Data>
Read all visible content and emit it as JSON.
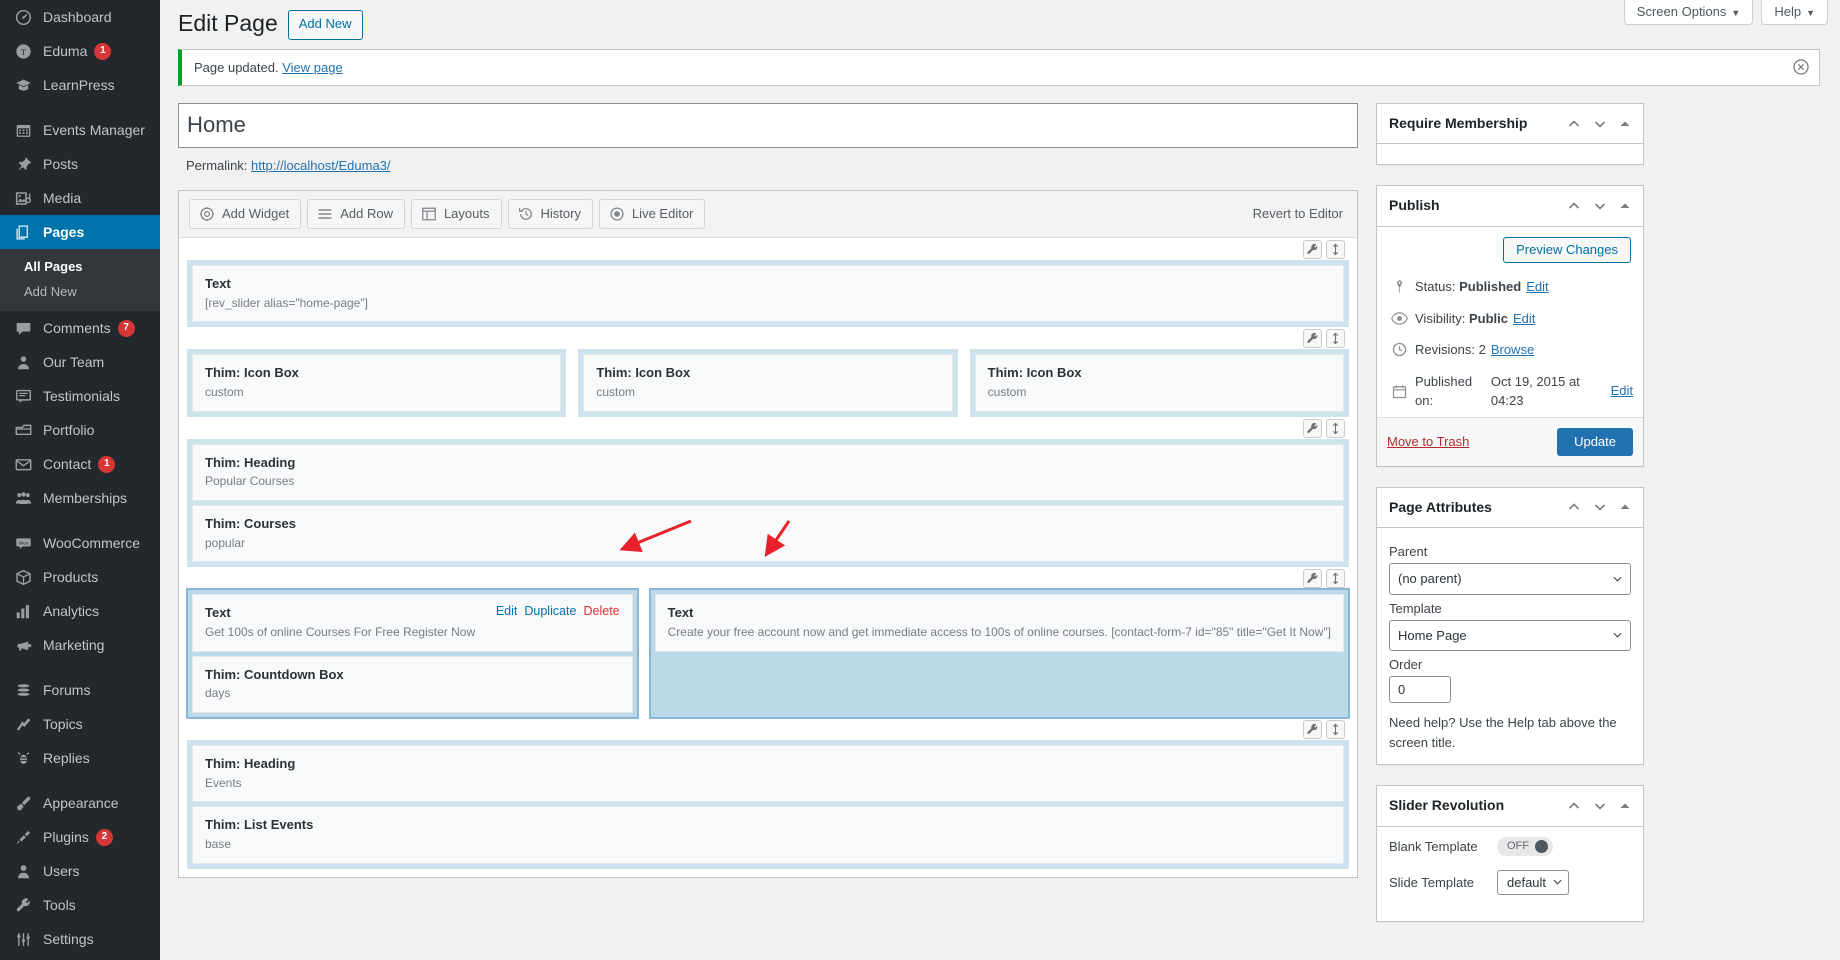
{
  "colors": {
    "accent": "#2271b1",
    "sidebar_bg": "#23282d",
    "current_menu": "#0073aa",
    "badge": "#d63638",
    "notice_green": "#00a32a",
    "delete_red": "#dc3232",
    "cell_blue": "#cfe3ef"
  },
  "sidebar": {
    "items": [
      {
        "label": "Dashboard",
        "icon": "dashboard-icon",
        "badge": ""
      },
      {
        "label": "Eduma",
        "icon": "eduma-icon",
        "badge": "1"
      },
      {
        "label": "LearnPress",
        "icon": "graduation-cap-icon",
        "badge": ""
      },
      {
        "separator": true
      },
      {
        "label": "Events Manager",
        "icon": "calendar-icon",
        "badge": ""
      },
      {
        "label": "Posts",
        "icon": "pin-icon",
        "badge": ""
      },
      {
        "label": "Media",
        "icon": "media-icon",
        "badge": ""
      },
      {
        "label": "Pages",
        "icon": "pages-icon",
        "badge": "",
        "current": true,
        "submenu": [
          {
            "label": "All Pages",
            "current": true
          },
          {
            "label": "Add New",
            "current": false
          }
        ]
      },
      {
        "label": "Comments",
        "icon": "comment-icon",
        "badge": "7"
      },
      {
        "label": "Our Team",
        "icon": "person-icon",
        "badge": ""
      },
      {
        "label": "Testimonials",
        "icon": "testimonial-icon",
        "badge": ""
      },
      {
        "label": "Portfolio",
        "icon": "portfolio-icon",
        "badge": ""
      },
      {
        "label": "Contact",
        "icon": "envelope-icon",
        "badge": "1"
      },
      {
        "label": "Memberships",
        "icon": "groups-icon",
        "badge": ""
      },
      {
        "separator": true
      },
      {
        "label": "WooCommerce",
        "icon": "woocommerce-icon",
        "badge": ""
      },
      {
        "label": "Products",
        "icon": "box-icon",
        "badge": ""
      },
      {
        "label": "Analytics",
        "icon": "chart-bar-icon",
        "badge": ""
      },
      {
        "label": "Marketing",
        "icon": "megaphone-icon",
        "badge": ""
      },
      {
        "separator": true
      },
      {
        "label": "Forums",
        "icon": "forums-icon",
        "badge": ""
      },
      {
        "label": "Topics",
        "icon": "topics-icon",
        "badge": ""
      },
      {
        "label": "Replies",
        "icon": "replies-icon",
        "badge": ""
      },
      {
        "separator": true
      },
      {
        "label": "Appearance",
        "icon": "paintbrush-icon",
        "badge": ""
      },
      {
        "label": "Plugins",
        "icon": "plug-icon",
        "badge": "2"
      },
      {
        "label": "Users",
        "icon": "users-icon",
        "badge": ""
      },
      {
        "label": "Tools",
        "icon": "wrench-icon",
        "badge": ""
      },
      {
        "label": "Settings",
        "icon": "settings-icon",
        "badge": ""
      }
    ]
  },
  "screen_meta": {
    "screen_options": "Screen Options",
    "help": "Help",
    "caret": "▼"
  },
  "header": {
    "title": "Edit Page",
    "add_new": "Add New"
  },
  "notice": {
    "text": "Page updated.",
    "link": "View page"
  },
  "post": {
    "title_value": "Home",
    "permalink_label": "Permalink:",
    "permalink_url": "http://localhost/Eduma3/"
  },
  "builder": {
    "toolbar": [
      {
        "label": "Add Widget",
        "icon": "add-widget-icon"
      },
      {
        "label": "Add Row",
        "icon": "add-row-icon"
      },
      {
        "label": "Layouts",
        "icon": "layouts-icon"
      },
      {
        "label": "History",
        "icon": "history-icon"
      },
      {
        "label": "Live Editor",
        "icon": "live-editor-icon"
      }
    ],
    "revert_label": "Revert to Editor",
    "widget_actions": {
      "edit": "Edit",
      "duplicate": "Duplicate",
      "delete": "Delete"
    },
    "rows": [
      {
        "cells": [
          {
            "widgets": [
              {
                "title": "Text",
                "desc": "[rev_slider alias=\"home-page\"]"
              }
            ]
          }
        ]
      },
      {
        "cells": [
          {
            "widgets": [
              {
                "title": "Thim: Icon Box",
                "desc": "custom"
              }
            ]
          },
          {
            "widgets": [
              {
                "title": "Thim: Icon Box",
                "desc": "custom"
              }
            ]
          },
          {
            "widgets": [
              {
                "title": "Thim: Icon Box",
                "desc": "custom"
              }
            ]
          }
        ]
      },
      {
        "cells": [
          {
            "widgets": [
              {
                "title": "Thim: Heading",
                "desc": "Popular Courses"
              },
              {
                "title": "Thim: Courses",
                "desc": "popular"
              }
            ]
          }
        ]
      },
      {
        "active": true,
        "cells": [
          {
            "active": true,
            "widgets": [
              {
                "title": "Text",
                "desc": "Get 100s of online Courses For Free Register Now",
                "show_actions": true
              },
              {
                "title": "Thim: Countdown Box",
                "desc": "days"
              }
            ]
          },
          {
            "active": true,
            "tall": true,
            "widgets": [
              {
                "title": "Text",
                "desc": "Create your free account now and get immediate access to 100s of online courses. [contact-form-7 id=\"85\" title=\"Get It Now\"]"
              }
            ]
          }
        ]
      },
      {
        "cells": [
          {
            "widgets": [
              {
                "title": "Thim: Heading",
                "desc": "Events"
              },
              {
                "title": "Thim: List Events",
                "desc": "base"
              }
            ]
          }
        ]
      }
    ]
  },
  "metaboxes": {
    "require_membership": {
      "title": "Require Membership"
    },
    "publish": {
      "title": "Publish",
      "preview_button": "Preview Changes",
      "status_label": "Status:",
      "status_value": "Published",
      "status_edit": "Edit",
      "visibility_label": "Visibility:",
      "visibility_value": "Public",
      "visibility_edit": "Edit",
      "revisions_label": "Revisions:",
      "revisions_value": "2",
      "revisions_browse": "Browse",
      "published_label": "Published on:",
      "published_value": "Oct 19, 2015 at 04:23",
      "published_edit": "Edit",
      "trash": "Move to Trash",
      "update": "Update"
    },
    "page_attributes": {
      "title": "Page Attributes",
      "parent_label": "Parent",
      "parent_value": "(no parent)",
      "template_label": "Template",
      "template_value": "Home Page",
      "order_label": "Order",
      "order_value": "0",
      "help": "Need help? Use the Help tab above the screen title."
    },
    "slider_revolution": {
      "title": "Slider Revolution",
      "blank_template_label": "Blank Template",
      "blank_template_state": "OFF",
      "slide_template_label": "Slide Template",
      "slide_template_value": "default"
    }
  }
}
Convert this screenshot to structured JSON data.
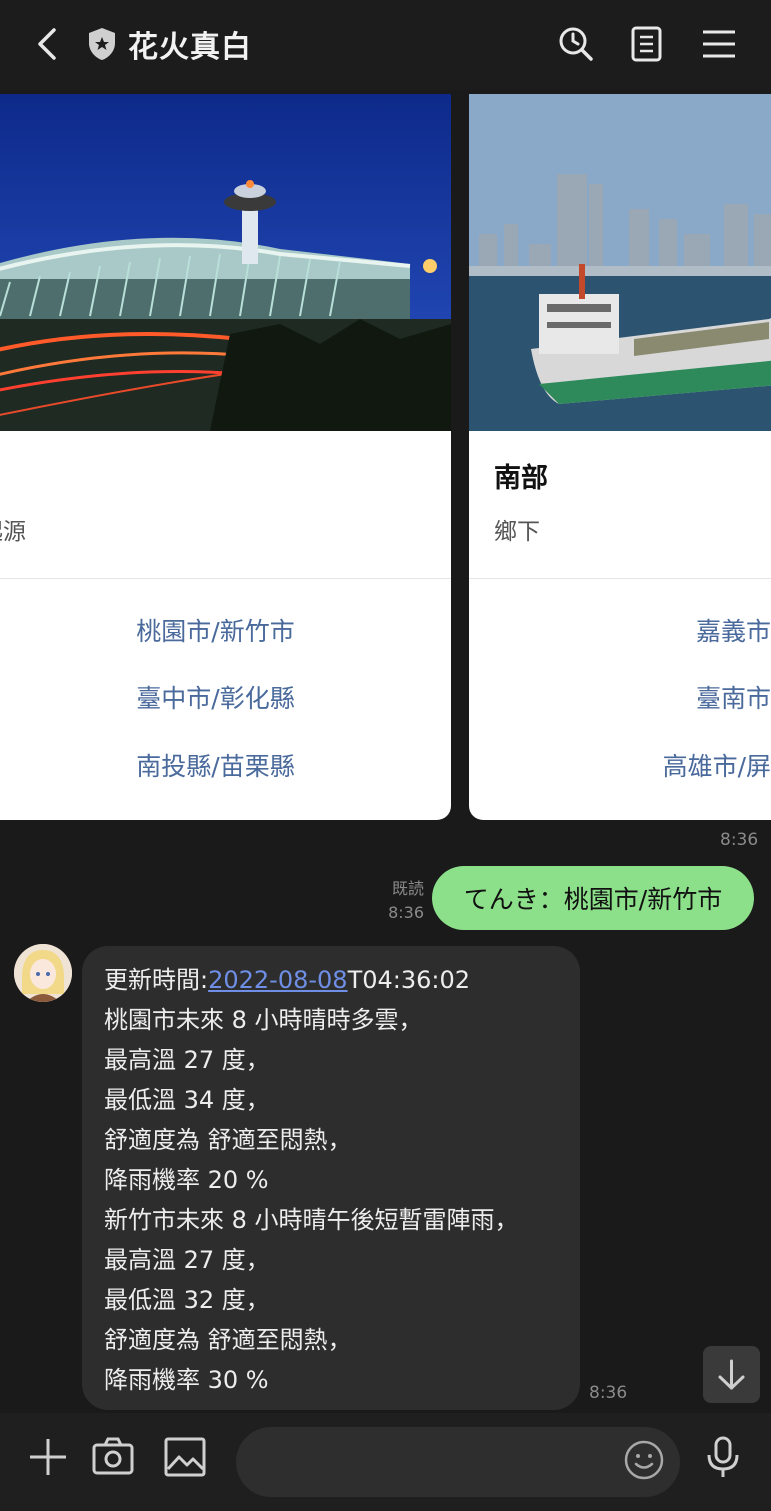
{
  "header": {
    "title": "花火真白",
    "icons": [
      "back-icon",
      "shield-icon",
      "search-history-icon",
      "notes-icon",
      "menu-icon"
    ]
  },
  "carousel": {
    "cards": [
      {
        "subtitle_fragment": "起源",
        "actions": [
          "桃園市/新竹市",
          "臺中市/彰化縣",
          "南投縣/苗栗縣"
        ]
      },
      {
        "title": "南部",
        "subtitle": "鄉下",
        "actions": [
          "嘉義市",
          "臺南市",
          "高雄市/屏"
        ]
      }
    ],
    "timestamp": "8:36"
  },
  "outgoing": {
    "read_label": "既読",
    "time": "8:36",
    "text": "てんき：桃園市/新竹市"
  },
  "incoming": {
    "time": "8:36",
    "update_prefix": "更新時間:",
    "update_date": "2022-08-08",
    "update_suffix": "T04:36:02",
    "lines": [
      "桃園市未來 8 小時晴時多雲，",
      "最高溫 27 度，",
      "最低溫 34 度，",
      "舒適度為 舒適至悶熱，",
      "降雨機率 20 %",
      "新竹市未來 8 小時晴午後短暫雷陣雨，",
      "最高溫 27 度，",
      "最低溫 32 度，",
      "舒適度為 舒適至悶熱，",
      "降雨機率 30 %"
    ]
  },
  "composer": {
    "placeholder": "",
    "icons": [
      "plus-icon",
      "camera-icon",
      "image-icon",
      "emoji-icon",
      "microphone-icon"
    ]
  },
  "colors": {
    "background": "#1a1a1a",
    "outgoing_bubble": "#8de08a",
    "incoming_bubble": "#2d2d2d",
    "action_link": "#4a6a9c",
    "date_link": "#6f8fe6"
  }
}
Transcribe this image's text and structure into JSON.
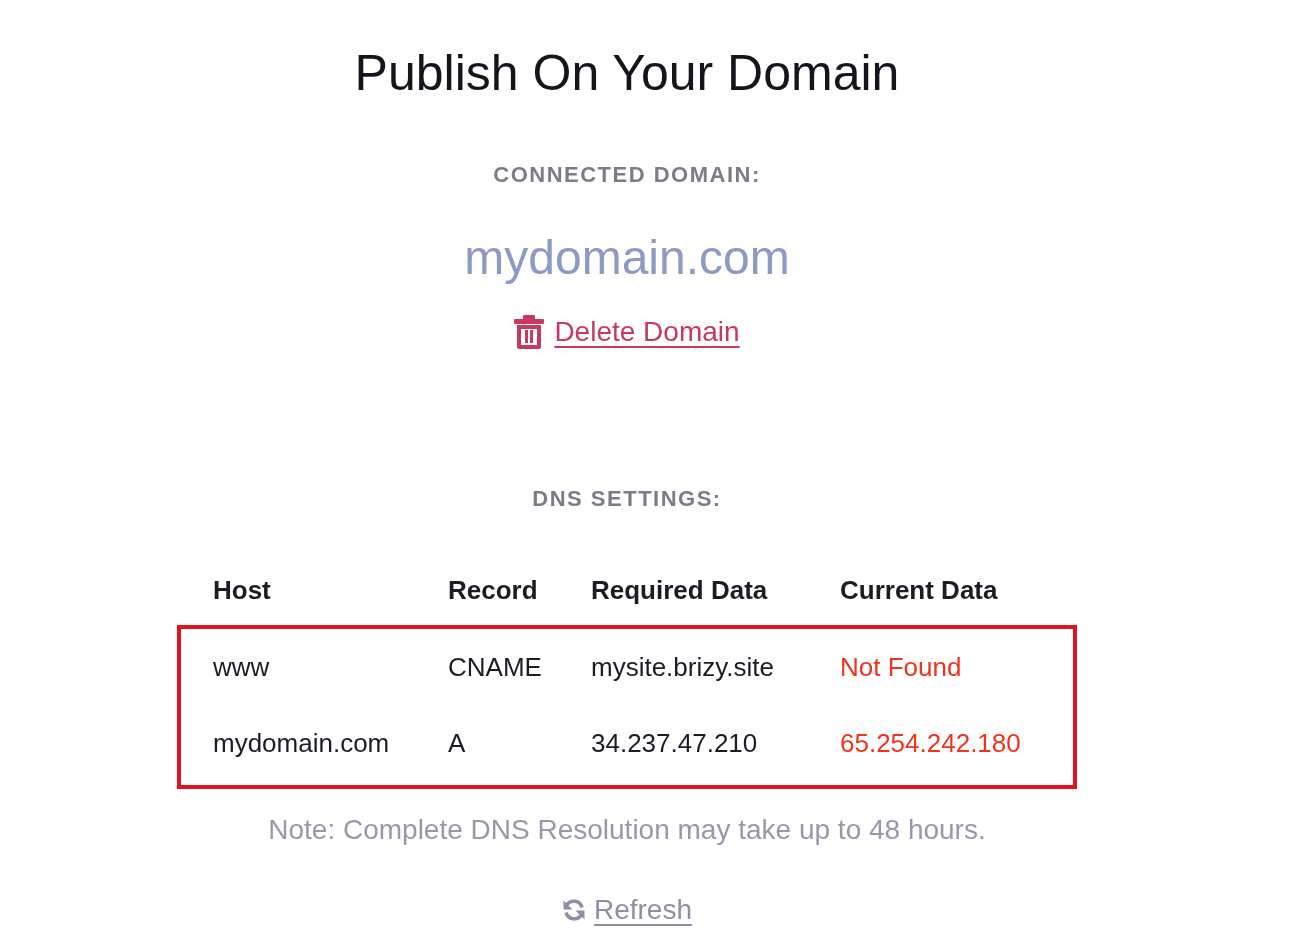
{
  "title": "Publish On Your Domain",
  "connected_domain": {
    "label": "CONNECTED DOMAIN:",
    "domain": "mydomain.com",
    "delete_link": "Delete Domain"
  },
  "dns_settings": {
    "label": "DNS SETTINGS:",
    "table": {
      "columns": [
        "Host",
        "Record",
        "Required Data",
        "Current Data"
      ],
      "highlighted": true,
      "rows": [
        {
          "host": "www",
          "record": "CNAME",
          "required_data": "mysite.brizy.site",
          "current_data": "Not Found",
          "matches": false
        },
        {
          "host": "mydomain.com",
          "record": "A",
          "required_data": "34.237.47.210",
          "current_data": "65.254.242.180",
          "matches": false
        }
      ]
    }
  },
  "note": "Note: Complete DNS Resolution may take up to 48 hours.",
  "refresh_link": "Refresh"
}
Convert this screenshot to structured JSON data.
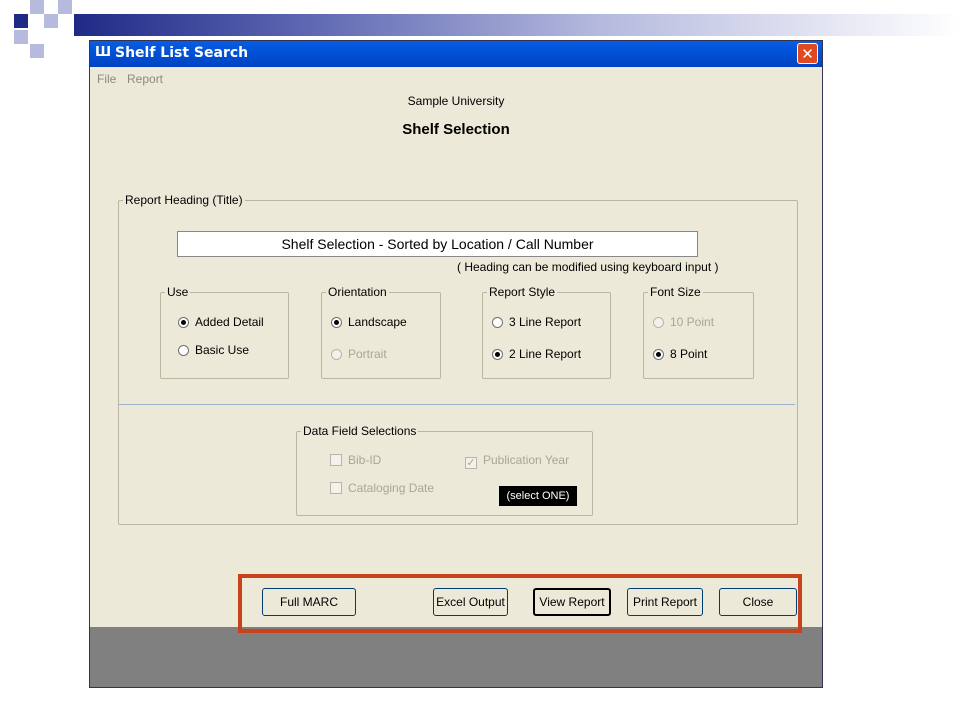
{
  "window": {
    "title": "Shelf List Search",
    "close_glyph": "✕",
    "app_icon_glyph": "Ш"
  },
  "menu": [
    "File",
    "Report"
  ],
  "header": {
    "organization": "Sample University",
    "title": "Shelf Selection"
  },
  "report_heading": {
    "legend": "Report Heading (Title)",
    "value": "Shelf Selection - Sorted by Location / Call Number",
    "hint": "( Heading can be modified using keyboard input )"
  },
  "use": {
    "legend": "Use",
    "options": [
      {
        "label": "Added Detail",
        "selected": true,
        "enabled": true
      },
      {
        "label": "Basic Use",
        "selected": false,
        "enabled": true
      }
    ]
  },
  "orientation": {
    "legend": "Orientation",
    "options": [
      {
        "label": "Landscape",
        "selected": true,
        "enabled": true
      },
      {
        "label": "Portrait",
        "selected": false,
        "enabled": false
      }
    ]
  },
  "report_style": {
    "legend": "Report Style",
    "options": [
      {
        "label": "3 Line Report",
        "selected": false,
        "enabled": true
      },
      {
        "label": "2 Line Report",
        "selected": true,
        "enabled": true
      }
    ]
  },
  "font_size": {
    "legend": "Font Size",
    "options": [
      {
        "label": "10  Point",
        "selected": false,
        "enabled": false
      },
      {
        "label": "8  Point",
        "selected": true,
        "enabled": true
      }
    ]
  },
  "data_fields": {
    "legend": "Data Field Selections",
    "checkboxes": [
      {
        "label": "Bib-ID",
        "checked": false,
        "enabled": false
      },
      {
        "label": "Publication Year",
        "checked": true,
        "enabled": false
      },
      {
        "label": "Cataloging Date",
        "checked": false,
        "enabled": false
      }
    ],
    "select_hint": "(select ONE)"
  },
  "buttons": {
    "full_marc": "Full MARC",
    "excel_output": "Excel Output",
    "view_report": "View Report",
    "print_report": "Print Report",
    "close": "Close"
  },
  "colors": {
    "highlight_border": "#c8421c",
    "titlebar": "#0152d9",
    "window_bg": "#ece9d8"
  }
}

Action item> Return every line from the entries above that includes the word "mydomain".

Response area>
    "domain": "mydomain.com",
          "host": "mydomain.com",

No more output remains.